* [What this task involves] This exercise calls for copying every line below that holds the word "JSON".

*** Opening of Stored data ***

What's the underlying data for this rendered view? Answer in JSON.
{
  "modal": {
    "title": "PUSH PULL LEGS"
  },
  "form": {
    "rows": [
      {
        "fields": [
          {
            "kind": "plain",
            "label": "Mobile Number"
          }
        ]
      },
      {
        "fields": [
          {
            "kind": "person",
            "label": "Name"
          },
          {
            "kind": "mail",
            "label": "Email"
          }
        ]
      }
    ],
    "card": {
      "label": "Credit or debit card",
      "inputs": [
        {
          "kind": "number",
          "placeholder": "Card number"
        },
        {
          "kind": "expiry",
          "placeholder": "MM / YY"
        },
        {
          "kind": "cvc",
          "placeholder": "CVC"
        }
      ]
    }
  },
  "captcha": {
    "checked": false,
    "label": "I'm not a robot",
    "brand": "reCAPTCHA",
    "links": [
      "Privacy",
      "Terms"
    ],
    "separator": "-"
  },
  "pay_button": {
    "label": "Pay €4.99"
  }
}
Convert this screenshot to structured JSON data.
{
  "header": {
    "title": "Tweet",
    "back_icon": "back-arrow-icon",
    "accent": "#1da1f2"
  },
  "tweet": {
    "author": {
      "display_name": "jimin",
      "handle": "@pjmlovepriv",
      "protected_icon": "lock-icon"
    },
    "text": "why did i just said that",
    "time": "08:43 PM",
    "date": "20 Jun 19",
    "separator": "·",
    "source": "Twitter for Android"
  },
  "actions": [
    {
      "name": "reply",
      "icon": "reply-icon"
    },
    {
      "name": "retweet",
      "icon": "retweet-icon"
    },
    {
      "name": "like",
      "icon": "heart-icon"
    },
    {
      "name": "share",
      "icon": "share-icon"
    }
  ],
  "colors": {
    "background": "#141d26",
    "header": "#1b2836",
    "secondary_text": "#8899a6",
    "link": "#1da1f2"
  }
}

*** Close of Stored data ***

* [Solution below]
What's the underlying data for this rendered view? Answer in JSON.
Convert this screenshot to structured JSON data.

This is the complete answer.